- Aim of the task: Omit every picture, then give all the entries again exactly.

- Records from a data source:

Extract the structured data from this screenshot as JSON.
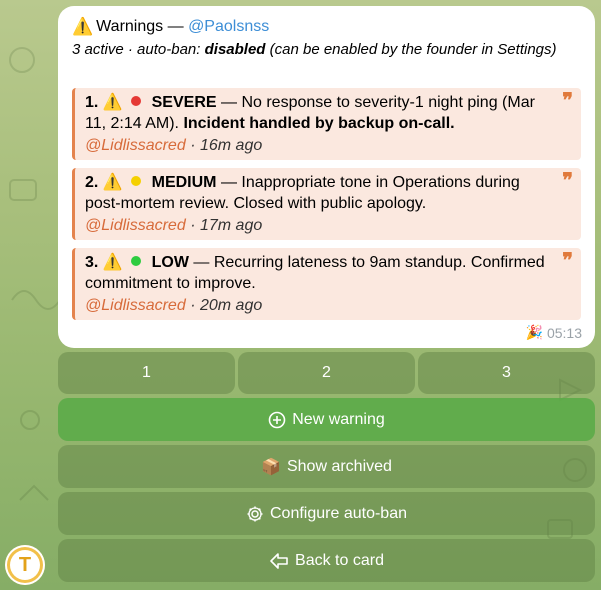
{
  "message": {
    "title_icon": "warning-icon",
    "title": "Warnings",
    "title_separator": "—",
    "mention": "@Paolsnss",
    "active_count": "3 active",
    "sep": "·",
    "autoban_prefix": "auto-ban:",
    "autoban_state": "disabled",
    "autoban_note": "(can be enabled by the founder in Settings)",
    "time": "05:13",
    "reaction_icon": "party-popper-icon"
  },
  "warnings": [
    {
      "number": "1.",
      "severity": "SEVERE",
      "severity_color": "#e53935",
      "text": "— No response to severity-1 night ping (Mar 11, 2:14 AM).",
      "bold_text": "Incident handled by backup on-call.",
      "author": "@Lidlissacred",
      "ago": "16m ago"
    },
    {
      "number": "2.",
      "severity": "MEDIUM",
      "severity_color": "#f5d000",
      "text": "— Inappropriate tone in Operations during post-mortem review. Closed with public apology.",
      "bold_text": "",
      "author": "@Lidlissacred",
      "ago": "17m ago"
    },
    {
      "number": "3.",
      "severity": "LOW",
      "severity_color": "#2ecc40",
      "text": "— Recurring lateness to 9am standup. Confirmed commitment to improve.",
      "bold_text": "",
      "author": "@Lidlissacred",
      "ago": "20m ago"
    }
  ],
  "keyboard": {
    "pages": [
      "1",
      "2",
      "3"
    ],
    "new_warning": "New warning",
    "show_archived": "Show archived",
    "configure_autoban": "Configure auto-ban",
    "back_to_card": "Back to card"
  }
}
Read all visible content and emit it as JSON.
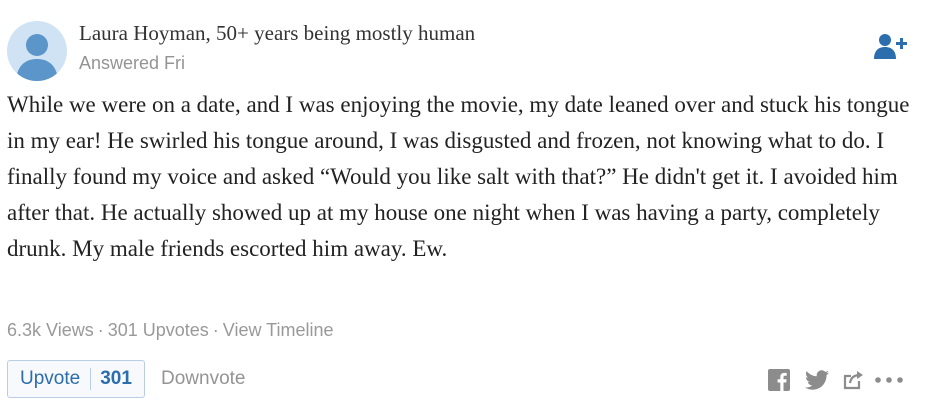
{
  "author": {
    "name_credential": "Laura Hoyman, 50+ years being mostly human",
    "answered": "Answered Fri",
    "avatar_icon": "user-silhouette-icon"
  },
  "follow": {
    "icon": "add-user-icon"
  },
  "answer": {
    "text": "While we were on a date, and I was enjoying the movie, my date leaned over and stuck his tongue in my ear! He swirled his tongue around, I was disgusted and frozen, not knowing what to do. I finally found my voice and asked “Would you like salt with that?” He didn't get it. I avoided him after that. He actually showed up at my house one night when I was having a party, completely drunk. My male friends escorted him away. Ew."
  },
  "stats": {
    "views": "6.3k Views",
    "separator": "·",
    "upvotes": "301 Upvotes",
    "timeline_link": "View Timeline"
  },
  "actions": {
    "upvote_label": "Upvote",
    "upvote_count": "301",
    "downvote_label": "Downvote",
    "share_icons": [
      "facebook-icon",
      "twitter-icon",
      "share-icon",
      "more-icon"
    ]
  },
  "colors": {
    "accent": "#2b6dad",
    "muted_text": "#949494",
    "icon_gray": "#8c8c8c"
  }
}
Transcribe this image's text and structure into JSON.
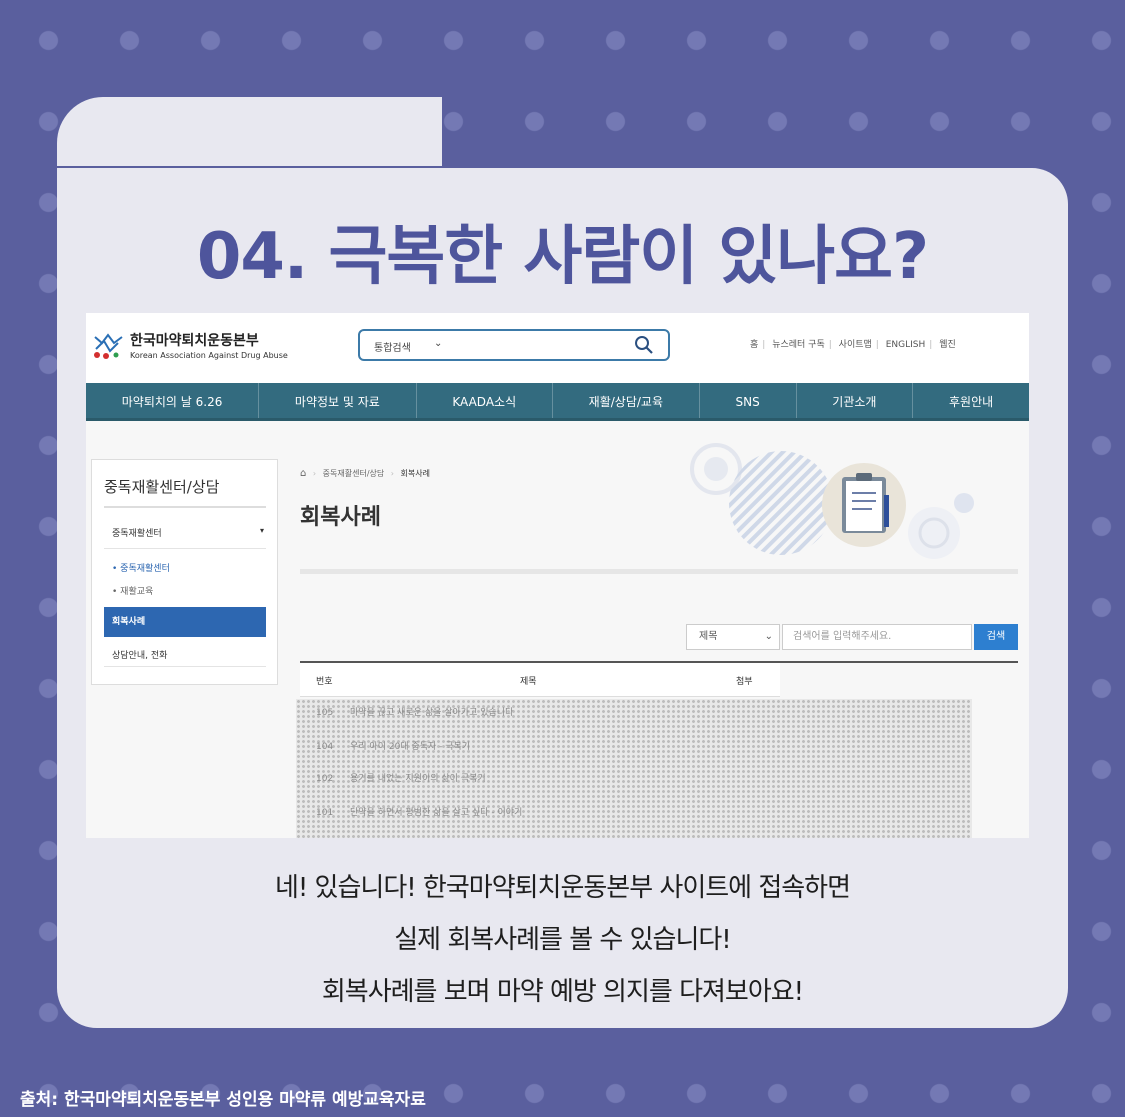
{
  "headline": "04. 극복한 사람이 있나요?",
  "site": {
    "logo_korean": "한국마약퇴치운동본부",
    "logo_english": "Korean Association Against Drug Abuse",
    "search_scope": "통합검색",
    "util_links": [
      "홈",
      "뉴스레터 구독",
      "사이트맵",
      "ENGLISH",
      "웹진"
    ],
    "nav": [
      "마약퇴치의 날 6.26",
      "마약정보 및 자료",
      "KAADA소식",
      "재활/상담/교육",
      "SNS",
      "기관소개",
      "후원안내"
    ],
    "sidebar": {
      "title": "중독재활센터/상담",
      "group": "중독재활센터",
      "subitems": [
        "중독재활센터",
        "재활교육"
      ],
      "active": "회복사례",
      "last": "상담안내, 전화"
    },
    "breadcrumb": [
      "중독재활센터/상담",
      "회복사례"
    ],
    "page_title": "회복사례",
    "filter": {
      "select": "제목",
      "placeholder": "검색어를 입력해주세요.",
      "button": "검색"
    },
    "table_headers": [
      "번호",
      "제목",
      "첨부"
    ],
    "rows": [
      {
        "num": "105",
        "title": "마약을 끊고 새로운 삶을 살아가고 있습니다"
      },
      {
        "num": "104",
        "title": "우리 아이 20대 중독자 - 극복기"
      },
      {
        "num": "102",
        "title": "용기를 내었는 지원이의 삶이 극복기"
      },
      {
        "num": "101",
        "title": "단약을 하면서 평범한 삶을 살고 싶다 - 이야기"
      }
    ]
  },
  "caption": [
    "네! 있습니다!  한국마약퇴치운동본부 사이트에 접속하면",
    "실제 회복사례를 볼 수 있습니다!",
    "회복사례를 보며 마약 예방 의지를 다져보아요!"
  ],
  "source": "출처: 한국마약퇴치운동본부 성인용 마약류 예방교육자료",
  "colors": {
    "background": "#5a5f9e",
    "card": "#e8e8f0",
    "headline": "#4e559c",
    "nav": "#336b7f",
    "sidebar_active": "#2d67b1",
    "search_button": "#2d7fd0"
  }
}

- Written answer:
Extract the structured data from this screenshot as JSON.
{
  "message": {
    "title_icon": "warning-icon",
    "title": "Warnings",
    "title_separator": "—",
    "mention": "@Paolsnss",
    "active_count": "3 active",
    "sep": "·",
    "autoban_prefix": "auto-ban:",
    "autoban_state": "disabled",
    "autoban_note": "(can be enabled by the founder in Settings)",
    "time": "05:13",
    "reaction_icon": "party-popper-icon"
  },
  "warnings": [
    {
      "number": "1.",
      "severity": "SEVERE",
      "severity_color": "#e53935",
      "text": "— No response to severity-1 night ping (Mar 11, 2:14 AM).",
      "bold_text": "Incident handled by backup on-call.",
      "author": "@Lidlissacred",
      "ago": "16m ago"
    },
    {
      "number": "2.",
      "severity": "MEDIUM",
      "severity_color": "#f5d000",
      "text": "— Inappropriate tone in Operations during post-mortem review. Closed with public apology.",
      "bold_text": "",
      "author": "@Lidlissacred",
      "ago": "17m ago"
    },
    {
      "number": "3.",
      "severity": "LOW",
      "severity_color": "#2ecc40",
      "text": "— Recurring lateness to 9am standup. Confirmed commitment to improve.",
      "bold_text": "",
      "author": "@Lidlissacred",
      "ago": "20m ago"
    }
  ],
  "keyboard": {
    "pages": [
      "1",
      "2",
      "3"
    ],
    "new_warning": "New warning",
    "show_archived": "Show archived",
    "configure_autoban": "Configure auto-ban",
    "back_to_card": "Back to card"
  }
}
Read all visible content and emit it as JSON.
{
  "author": {
    "name_credential": "Laura Hoyman, 50+ years being mostly human",
    "answered": "Answered Fri",
    "avatar_icon": "user-silhouette-icon"
  },
  "follow": {
    "icon": "add-user-icon"
  },
  "answer": {
    "text": "While we were on a date, and I was enjoying the movie, my date leaned over and stuck his tongue in my ear! He swirled his tongue around, I was disgusted and frozen, not knowing what to do. I finally found my voice and asked “Would you like salt with that?” He didn't get it. I avoided him after that. He actually showed up at my house one night when I was having a party, completely drunk. My male friends escorted him away. Ew."
  },
  "stats": {
    "views": "6.3k Views",
    "separator": "·",
    "upvotes": "301 Upvotes",
    "timeline_link": "View Timeline"
  },
  "actions": {
    "upvote_label": "Upvote",
    "upvote_count": "301",
    "downvote_label": "Downvote",
    "share_icons": [
      "facebook-icon",
      "twitter-icon",
      "share-icon",
      "more-icon"
    ]
  },
  "colors": {
    "accent": "#2b6dad",
    "muted_text": "#949494",
    "icon_gray": "#8c8c8c"
  }
}
Transcribe this image's text and structure into JSON.
{
  "headline": "04. 극복한 사람이 있나요?",
  "site": {
    "logo_korean": "한국마약퇴치운동본부",
    "logo_english": "Korean Association Against Drug Abuse",
    "search_scope": "통합검색",
    "util_links": [
      "홈",
      "뉴스레터 구독",
      "사이트맵",
      "ENGLISH",
      "웹진"
    ],
    "nav": [
      "마약퇴치의 날 6.26",
      "마약정보 및 자료",
      "KAADA소식",
      "재활/상담/교육",
      "SNS",
      "기관소개",
      "후원안내"
    ],
    "sidebar": {
      "title": "중독재활센터/상담",
      "group": "중독재활센터",
      "subitems": [
        "중독재활센터",
        "재활교육"
      ],
      "active": "회복사례",
      "last": "상담안내, 전화"
    },
    "breadcrumb": [
      "중독재활센터/상담",
      "회복사례"
    ],
    "page_title": "회복사례",
    "filter": {
      "select": "제목",
      "placeholder": "검색어를 입력해주세요.",
      "button": "검색"
    },
    "table_headers": [
      "번호",
      "제목",
      "첨부"
    ],
    "rows": [
      {
        "num": "105",
        "title": "마약을 끊고 새로운 삶을 살아가고 있습니다"
      },
      {
        "num": "104",
        "title": "우리 아이 20대 중독자 - 극복기"
      },
      {
        "num": "102",
        "title": "용기를 내었는 지원이의 삶이 극복기"
      },
      {
        "num": "101",
        "title": "단약을 하면서 평범한 삶을 살고 싶다 - 이야기"
      }
    ]
  },
  "caption": [
    "네! 있습니다!  한국마약퇴치운동본부 사이트에 접속하면",
    "실제 회복사례를 볼 수 있습니다!",
    "회복사례를 보며 마약 예방 의지를 다져보아요!"
  ],
  "source": "출처: 한국마약퇴치운동본부 성인용 마약류 예방교육자료",
  "colors": {
    "background": "#5a5f9e",
    "card": "#e8e8f0",
    "headline": "#4e559c",
    "nav": "#336b7f",
    "sidebar_active": "#2d67b1",
    "search_button": "#2d7fd0"
  }
}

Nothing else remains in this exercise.